Dataset rows describing interfaces
++++++++++

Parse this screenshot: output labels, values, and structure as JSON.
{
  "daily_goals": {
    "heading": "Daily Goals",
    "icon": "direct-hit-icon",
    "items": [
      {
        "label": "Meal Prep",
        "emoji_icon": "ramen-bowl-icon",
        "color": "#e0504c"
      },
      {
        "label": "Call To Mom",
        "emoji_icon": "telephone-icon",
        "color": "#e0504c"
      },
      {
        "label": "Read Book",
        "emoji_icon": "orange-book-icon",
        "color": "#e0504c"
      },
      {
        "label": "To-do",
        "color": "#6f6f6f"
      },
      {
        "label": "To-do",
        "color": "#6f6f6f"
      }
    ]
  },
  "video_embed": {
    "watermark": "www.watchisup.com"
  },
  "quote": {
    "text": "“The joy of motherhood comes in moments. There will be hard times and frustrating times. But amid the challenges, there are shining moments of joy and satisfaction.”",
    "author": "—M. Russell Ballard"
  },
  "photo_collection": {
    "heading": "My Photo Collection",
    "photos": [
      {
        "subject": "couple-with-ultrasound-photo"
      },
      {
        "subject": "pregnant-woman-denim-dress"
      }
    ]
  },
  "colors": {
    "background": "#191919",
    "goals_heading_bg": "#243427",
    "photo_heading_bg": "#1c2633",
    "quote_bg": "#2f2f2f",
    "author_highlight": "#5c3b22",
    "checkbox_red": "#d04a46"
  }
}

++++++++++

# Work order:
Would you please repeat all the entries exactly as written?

# Worked solution:
Parse this screenshot: output labels, values, and structure as JSON.
{
  "daily_goals": {
    "heading": "Daily Goals",
    "icon": "direct-hit-icon",
    "items": [
      {
        "label": "Meal Prep",
        "emoji_icon": "ramen-bowl-icon",
        "color": "#e0504c"
      },
      {
        "label": "Call To Mom",
        "emoji_icon": "telephone-icon",
        "color": "#e0504c"
      },
      {
        "label": "Read Book",
        "emoji_icon": "orange-book-icon",
        "color": "#e0504c"
      },
      {
        "label": "To-do",
        "color": "#6f6f6f"
      },
      {
        "label": "To-do",
        "color": "#6f6f6f"
      }
    ]
  },
  "video_embed": {
    "watermark": "www.watchisup.com"
  },
  "quote": {
    "text": "“The joy of motherhood comes in moments. There will be hard times and frustrating times. But amid the challenges, there are shining moments of joy and satisfaction.”",
    "author": "—M. Russell Ballard"
  },
  "photo_collection": {
    "heading": "My Photo Collection",
    "photos": [
      {
        "subject": "couple-with-ultrasound-photo"
      },
      {
        "subject": "pregnant-woman-denim-dress"
      }
    ]
  },
  "colors": {
    "background": "#191919",
    "goals_heading_bg": "#243427",
    "photo_heading_bg": "#1c2633",
    "quote_bg": "#2f2f2f",
    "author_highlight": "#5c3b22",
    "checkbox_red": "#d04a46"
  }
}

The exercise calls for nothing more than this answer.